Back in November, my portfolio site crashed. However, losing my portfolio was the best thing that could have happened because it effectively forced me to stop putting off a redesign. Starting from scratch, what I wound up with was a massive design and development overhaul. Here’s how it went down:
When I started planning my new site, I knew I did not want to incorporate majority of the current design trends, including big banners, large sans-serif typefaces, and single-page sites. I wanted my site to be more evergreen since web design trends live and die very quickly.
For the development, I decided to keep functionality minimal so as to keep the focus on content. In my previous portfolio design, I had tried to stuff in as many features as possible (“look at what I know how to do!”) to overwhelming and slightly dysfunctional results. This time around, I wanted to keep things simple.
Avoiding the design trends mentioned above left me staring at a blank canvas and lacking inspiration.
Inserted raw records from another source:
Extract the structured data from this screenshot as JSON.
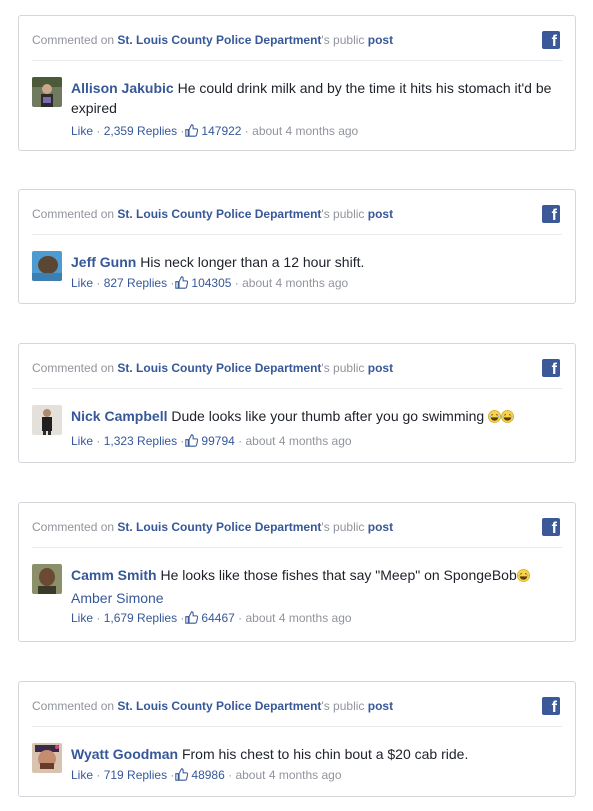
{
  "posts": [
    {
      "header": {
        "prefix": "Commented on ",
        "page": "St. Louis County Police Department",
        "possessive": "'s public ",
        "post_link": "post"
      },
      "author": "Allison Jakubic",
      "text": "He could drink milk and by the time it hits his stomach it'd be expired",
      "meta": {
        "like": "Like",
        "replies": "2,359 Replies",
        "likes": "147922",
        "time": "about 4 months ago"
      }
    },
    {
      "header": {
        "prefix": "Commented on ",
        "page": "St. Louis County Police Department",
        "possessive": "'s public ",
        "post_link": "post"
      },
      "author": "Jeff Gunn",
      "text": "His neck longer than a 12 hour shift.",
      "meta": {
        "like": "Like",
        "replies": "827 Replies",
        "likes": "104305",
        "time": "about 4 months ago"
      }
    },
    {
      "header": {
        "prefix": "Commented on ",
        "page": "St. Louis County Police Department",
        "possessive": "'s public ",
        "post_link": "post"
      },
      "author": "Nick Campbell",
      "text": "Dude looks like your thumb after you go swimming",
      "emoji_count": 2,
      "meta": {
        "like": "Like",
        "replies": "1,323 Replies",
        "likes": "99794",
        "time": "about 4 months ago"
      }
    },
    {
      "header": {
        "prefix": "Commented on ",
        "page": "St. Louis County Police Department",
        "possessive": "'s public ",
        "post_link": "post"
      },
      "author": "Camm Smith",
      "text": "He looks like those fishes that say \"Meep\" on SpongeBob",
      "emoji_count": 1,
      "mention": "Amber Simone",
      "meta": {
        "like": "Like",
        "replies": "1,679 Replies",
        "likes": "64467",
        "time": "about 4 months ago"
      }
    },
    {
      "header": {
        "prefix": "Commented on ",
        "page": "St. Louis County Police Department",
        "possessive": "'s public ",
        "post_link": "post"
      },
      "author": "Wyatt Goodman",
      "text": "From his chest to his chin bout a $20 cab ride.",
      "meta": {
        "like": "Like",
        "replies": "719 Replies",
        "likes": "48986",
        "time": "about 4 months ago"
      }
    }
  ],
  "icons": {
    "platform": "facebook-icon",
    "like": "thumbs-up-icon",
    "emoji": "laughing-face-icon"
  },
  "colors": {
    "link": "#365899",
    "muted": "#90949c",
    "text": "#1d2129",
    "border": "#d3d6db",
    "brand": "#3b5998"
  }
}
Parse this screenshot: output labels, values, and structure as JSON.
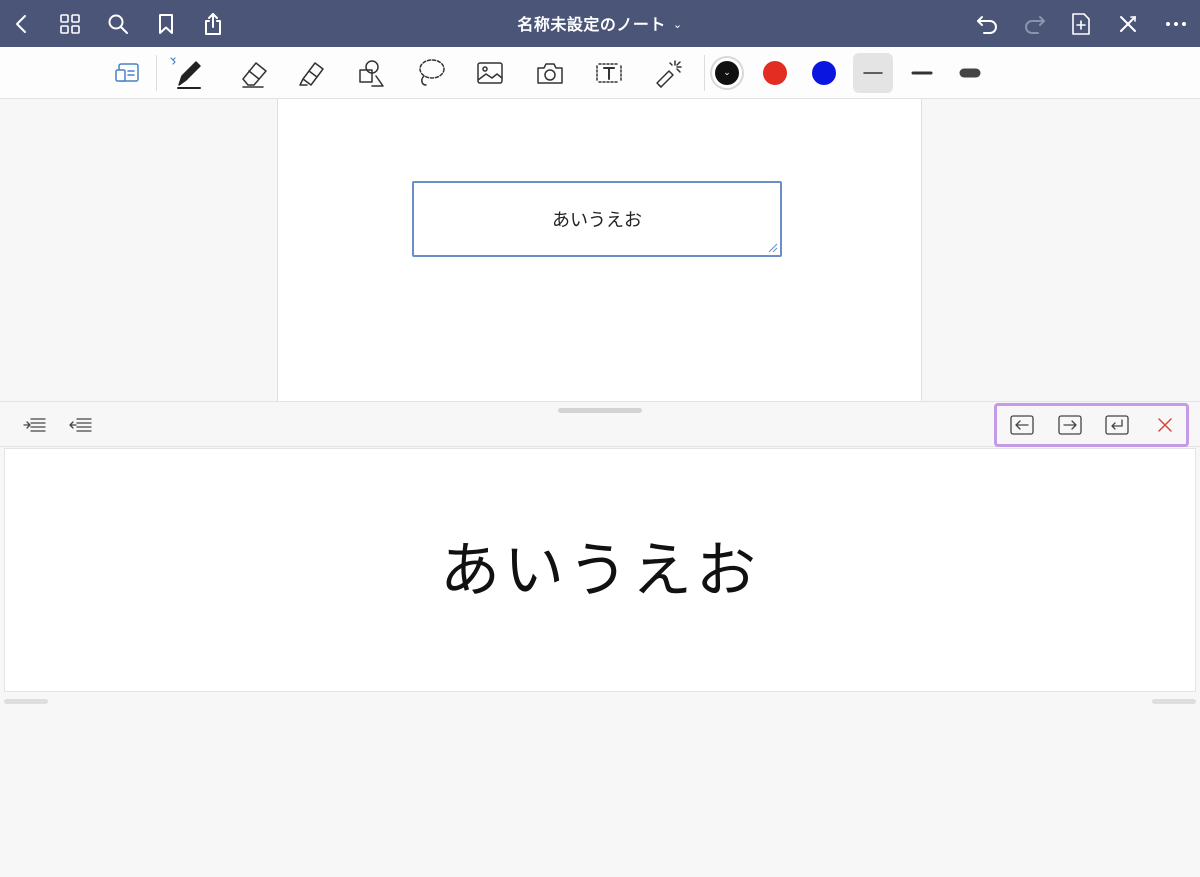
{
  "titlebar": {
    "title": "名称未設定のノート",
    "title_chevron": "⌄",
    "icons": [
      "back-icon",
      "grid-icon",
      "search-icon",
      "bookmark-icon",
      "share-icon",
      "undo-icon",
      "redo-icon",
      "add-page-icon",
      "close-tools-icon",
      "more-icon"
    ]
  },
  "toolbar": {
    "tools": [
      "page-layout-icon",
      "pen-icon",
      "eraser-icon",
      "highlighter-icon",
      "shapes-icon",
      "lasso-icon",
      "image-icon",
      "camera-icon",
      "text-icon",
      "laser-pointer-icon"
    ],
    "colors": [
      "#111111",
      "#e32d23",
      "#0b15e0"
    ],
    "selected_color": "#111111",
    "selected_tool": "text-icon",
    "stroke_widths": [
      "thin",
      "medium",
      "thick"
    ],
    "selected_stroke": "thin"
  },
  "page": {
    "textbox_text": "あいうえお"
  },
  "panel": {
    "editor_text": "あいうえお",
    "left_buttons": [
      "indent-icon",
      "outdent-icon"
    ],
    "right_buttons": [
      "move-left-icon",
      "move-right-icon",
      "return-icon",
      "close-icon"
    ],
    "close_color": "#d9453a"
  }
}
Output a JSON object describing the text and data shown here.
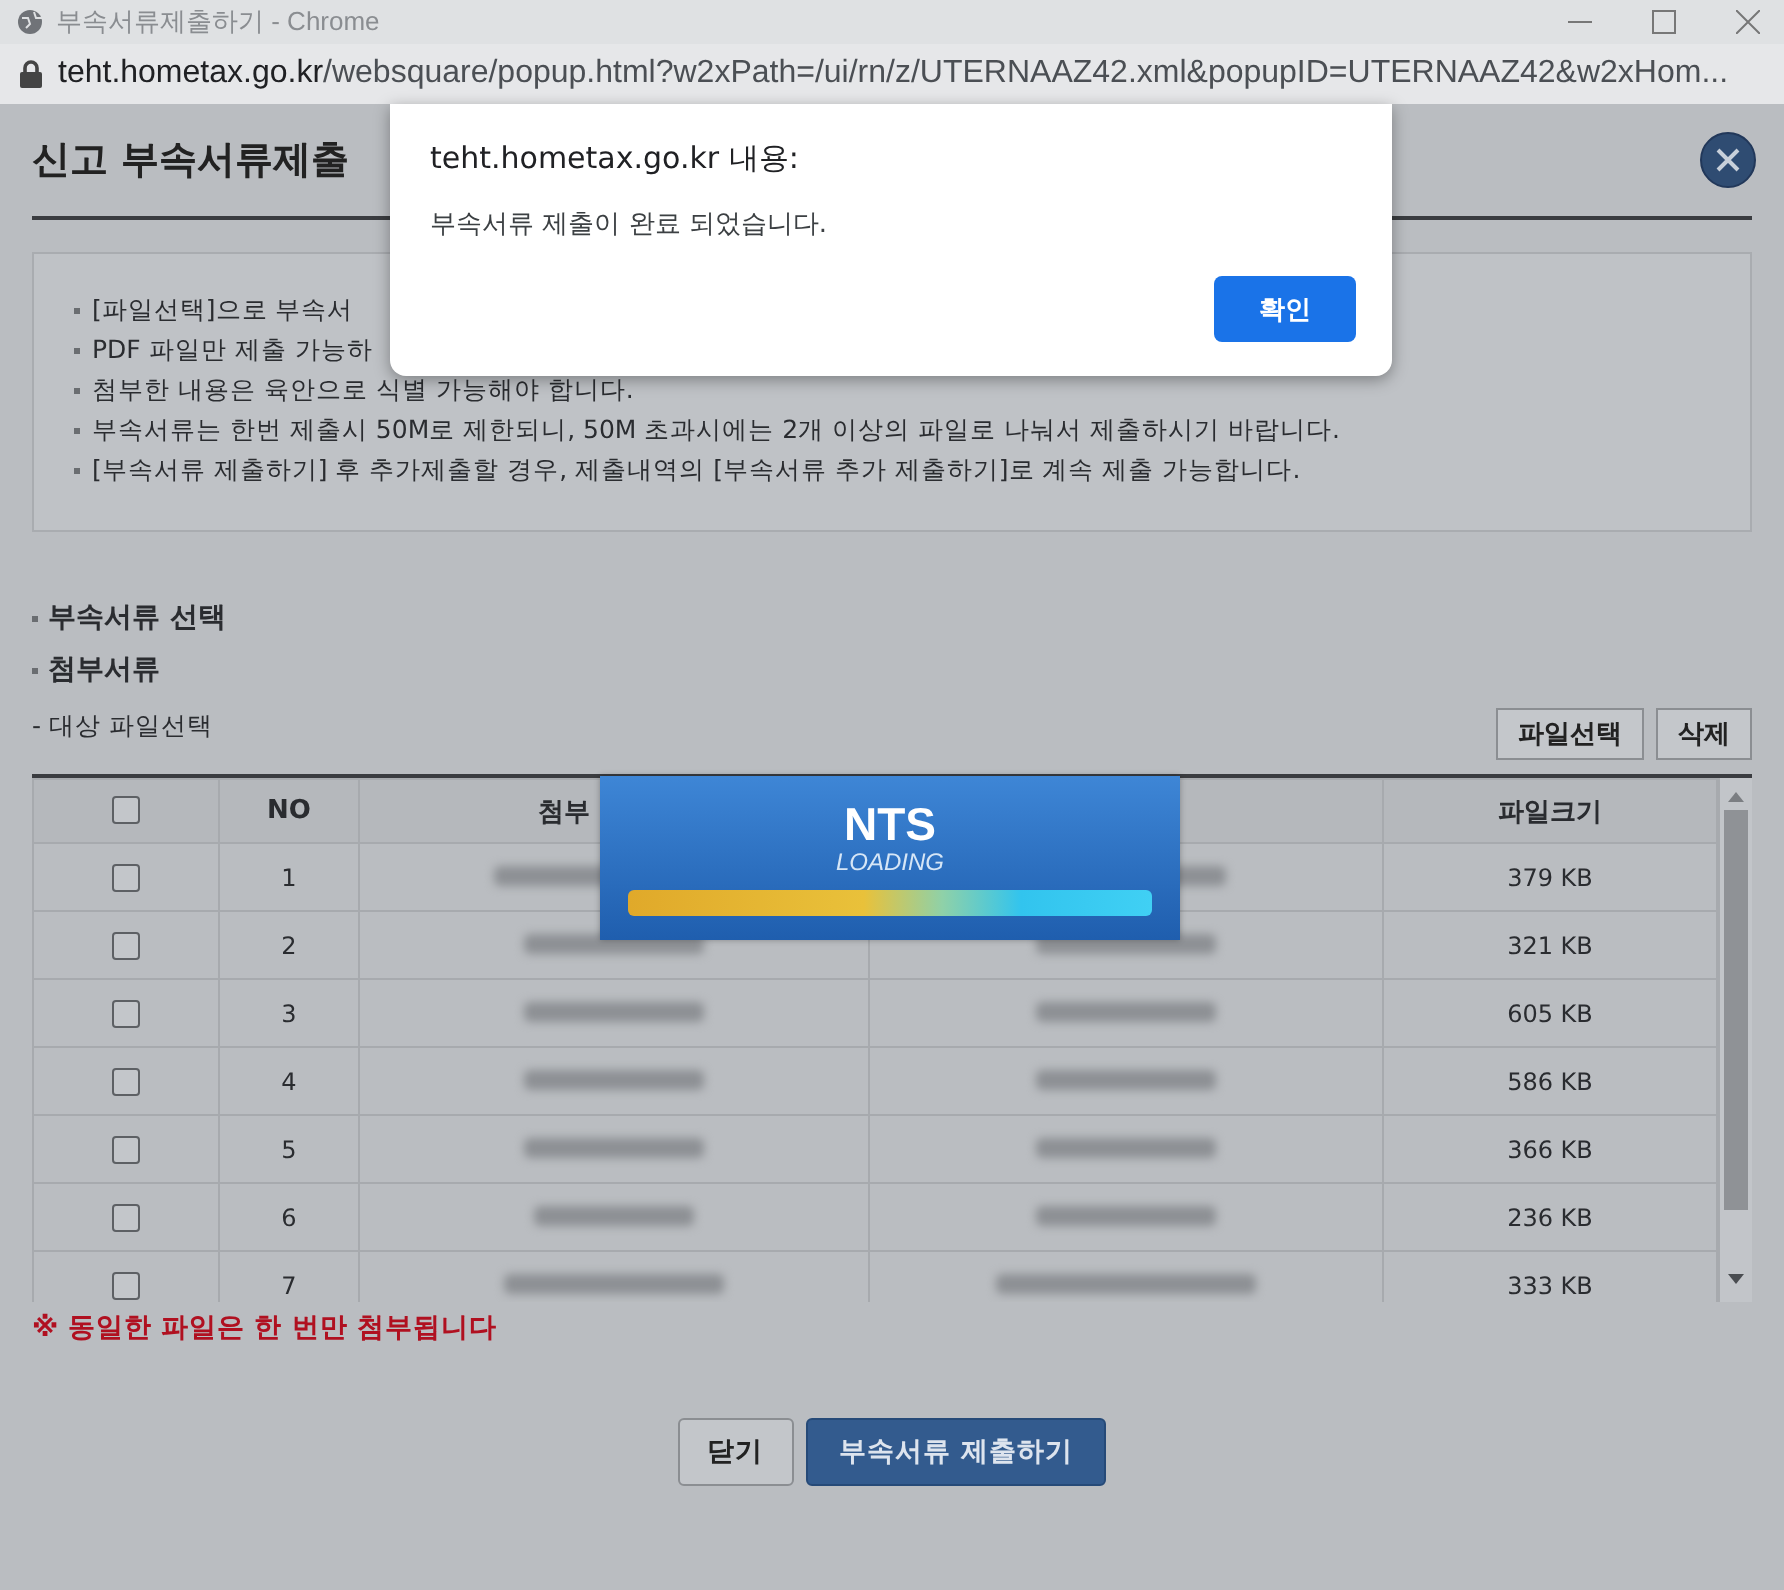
{
  "browser": {
    "title": "부속서류제출하기 - Chrome",
    "url_host": "teht.hometax.go.kr",
    "url_path": "/websquare/popup.html?w2xPath=/ui/rn/z/UTERNAAZ42.xml&popupID=UTERNAAZ42&w2xHom..."
  },
  "popup": {
    "title": "신고 부속서류제출",
    "notes": [
      "[파일선택]으로 부속서",
      "PDF 파일만 제출 가능하",
      "첨부한 내용은 육안으로 식별 가능해야 합니다.",
      "부속서류는 한번 제출시 50M로 제한되니, 50M 초과시에는 2개 이상의 파일로 나눠서 제출하시기 바랍니다.",
      "[부속서류 제출하기] 후 추가제출할 경우, 제출내역의 [부속서류 추가 제출하기]로 계속 제출 가능합니다."
    ],
    "sections": [
      "부속서류 선택",
      "첨부서류"
    ],
    "file_label": "- 대상 파일선택",
    "toolbar_buttons": [
      "파일선택",
      "삭제"
    ],
    "table": {
      "select_all_checked": false,
      "columns": [
        "NO",
        "첨부",
        "파일크기"
      ],
      "rows": [
        {
          "no": "1",
          "checked": false,
          "size": "379 KB"
        },
        {
          "no": "2",
          "checked": false,
          "size": "321 KB"
        },
        {
          "no": "3",
          "checked": false,
          "size": "605 KB"
        },
        {
          "no": "4",
          "checked": false,
          "size": "586 KB"
        },
        {
          "no": "5",
          "checked": false,
          "size": "366 KB"
        },
        {
          "no": "6",
          "checked": false,
          "size": "236 KB"
        },
        {
          "no": "7",
          "checked": false,
          "size": "333 KB"
        }
      ]
    },
    "warning": "※ 동일한 파일은 한 번만 첨부됩니다",
    "buttons": [
      {
        "label": "닫기",
        "kind": "secondary"
      },
      {
        "label": "부속서류 제출하기",
        "kind": "primary"
      }
    ]
  },
  "alert": {
    "title": "teht.hometax.go.kr 내용:",
    "message": "부속서류 제출이 완료 되었습니다.",
    "button": "확인"
  },
  "loading": {
    "title": "NTS",
    "subtitle": "LOADING"
  }
}
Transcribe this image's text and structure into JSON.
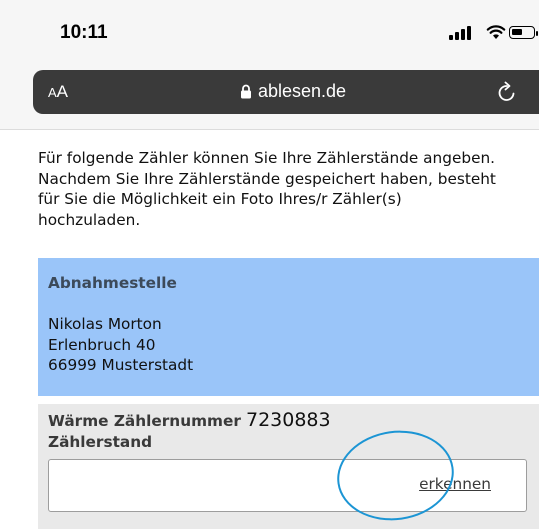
{
  "status_bar": {
    "time": "10:11",
    "icons": [
      "signal-icon",
      "wifi-icon",
      "battery-icon"
    ]
  },
  "browser": {
    "text_size_button": {
      "small": "A",
      "large": "A"
    },
    "url": "ablesen.de",
    "lock_icon": "lock-icon",
    "reload_icon": "reload-icon"
  },
  "page": {
    "intro": "Für folgende Zähler können Sie Ihre Zählerstände angeben. Nachdem Sie Ihre Zählerstände gespeichert haben, besteht für Sie die Möglichkeit ein Foto Ihres/r Zähler(s) hochzuladen.",
    "location": {
      "heading": "Abnahmestelle",
      "name": "Nikolas Morton",
      "street": "Erlenbruch 40",
      "city": "66999 Musterstadt"
    },
    "meter": {
      "label": "Wärme Zählernummer",
      "number": "7230883",
      "reading_label": "Zählerstand",
      "reading_value": "",
      "recognize_link": "erkennen"
    }
  },
  "colors": {
    "location_background": "#9ac5f9",
    "meter_background": "#e9e9e9",
    "address_bar_background": "#3a3a3a",
    "highlight_circle": "#1c95d4"
  }
}
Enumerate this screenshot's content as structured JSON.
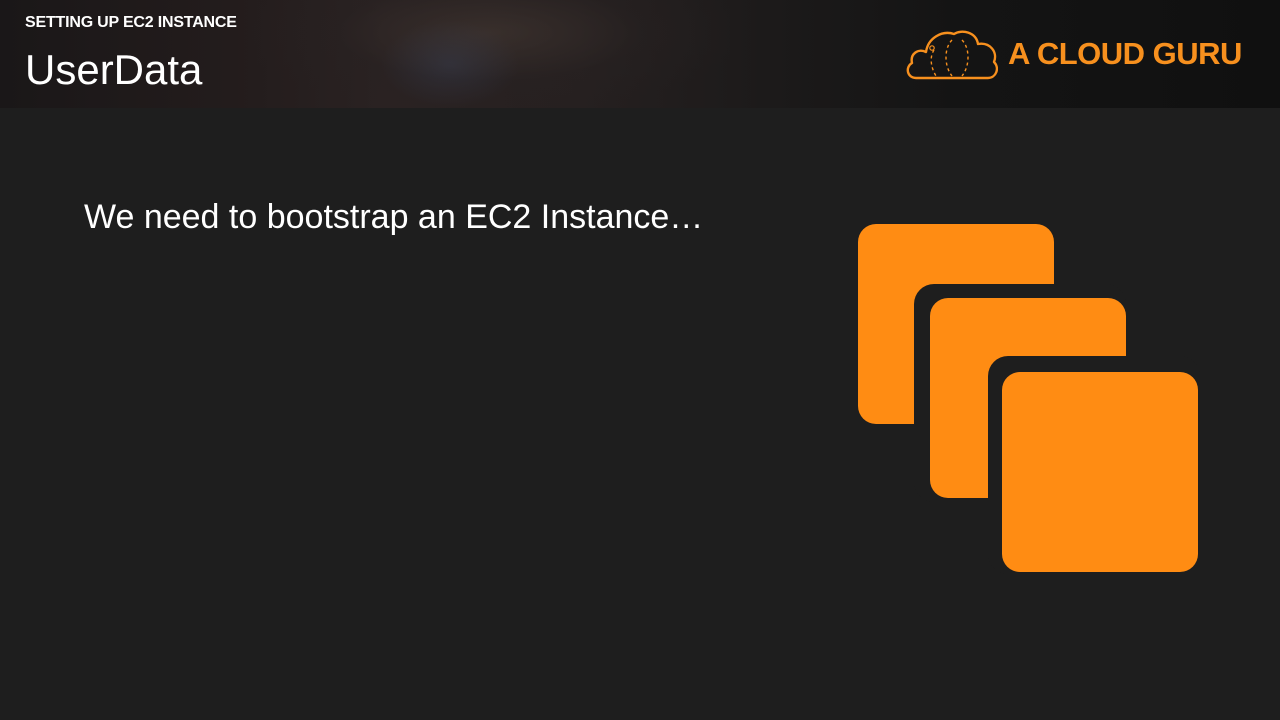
{
  "header": {
    "section": "SETTING UP EC2 INSTANCE",
    "title": "UserData"
  },
  "brand": {
    "name": "A CLOUD GURU",
    "logo_icon": "cloud-icon",
    "color": "#f7901e"
  },
  "content": {
    "text": "We need to bootstrap an EC2 Instance…",
    "illustration_icon": "ec2-instances-icon",
    "illustration_color": "#ff8c13"
  },
  "colors": {
    "background": "#1e1e1e",
    "text": "#ffffff"
  }
}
Scanning through sites like Awwward and CSS Awards, dissecting what made the winning sites work and not work at a detailed level ultimately gave me a place to start and aided me in the design process.
And what a process it was.
After mocking up three complete designs, I hit a snag. Once I began development, I quickly realized that the design too closely matched that of my previously designed sites: similar colors, layout, and font choices. I had pigeonholed myself without ever noticing it, until now.
I knew something had to change–the design was just not “me”; but also knew that starting from scratch was not an option. If I restarted, I would likely replicate the same style yet again. Instead, I started to pivot my focus to the color palette (less contrast and saturation) and how I wanted to display my content. I experimented with lower saturations, less black and white, and a total reevaluation of the content focus. This exploration led me to my current theme, which is built to help narrate the process that went into each portfolio piece rather than simply showcase the final result.
I’ve realized through this redesign that, while a portfolio site is your work, its larger purpose is to showcase your work. Your portfolio should not distract from your work, but rather emphasize it. I’ve cut back on the amount of content I display, focusing on my best and most recent pieces. I’ve traded in flashy design choices for a simpler, more usable approach. In the end, the final goal was to design and build a portfolio site that represents me as a developer and designer. I feel safe in saying I’ve accomplished that goal.